> _Action item_:
An exact copy of every entry below is needed.

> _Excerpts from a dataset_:
*** Block opens ***

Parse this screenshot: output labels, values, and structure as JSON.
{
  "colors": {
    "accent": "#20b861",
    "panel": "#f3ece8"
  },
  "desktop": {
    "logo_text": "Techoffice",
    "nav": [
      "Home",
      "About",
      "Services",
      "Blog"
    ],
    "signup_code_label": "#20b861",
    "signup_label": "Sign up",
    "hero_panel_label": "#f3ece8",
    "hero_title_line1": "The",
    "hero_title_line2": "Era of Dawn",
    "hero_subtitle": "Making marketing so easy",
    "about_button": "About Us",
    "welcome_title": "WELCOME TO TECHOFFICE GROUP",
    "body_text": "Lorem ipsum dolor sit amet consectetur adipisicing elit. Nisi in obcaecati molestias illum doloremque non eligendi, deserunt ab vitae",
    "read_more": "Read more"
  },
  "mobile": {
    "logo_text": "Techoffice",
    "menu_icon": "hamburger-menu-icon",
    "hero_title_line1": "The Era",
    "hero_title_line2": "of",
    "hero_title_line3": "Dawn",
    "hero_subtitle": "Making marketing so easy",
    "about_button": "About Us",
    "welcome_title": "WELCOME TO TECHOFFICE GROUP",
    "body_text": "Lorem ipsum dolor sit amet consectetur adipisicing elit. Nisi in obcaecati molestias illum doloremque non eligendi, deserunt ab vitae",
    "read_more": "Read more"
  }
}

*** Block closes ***

> _Solution_:
Parse this screenshot: output labels, values, and structure as JSON.
{
  "colors": {
    "accent": "#20b861",
    "panel": "#f3ece8"
  },
  "desktop": {
    "logo_text": "Techoffice",
    "nav": [
      "Home",
      "About",
      "Services",
      "Blog"
    ],
    "signup_code_label": "#20b861",
    "signup_label": "Sign up",
    "hero_panel_label": "#f3ece8",
    "hero_title_line1": "The",
    "hero_title_line2": "Era of Dawn",
    "hero_subtitle": "Making marketing so easy",
    "about_button": "About Us",
    "welcome_title": "WELCOME TO TECHOFFICE GROUP",
    "body_text": "Lorem ipsum dolor sit amet consectetur adipisicing elit. Nisi in obcaecati molestias illum doloremque non eligendi, deserunt ab vitae",
    "read_more": "Read more"
  },
  "mobile": {
    "logo_text": "Techoffice",
    "menu_icon": "hamburger-menu-icon",
    "hero_title_line1": "The Era",
    "hero_title_line2": "of",
    "hero_title_line3": "Dawn",
    "hero_subtitle": "Making marketing so easy",
    "about_button": "About Us",
    "welcome_title": "WELCOME TO TECHOFFICE GROUP",
    "body_text": "Lorem ipsum dolor sit amet consectetur adipisicing elit. Nisi in obcaecati molestias illum doloremque non eligendi, deserunt ab vitae",
    "read_more": "Read more"
  }
}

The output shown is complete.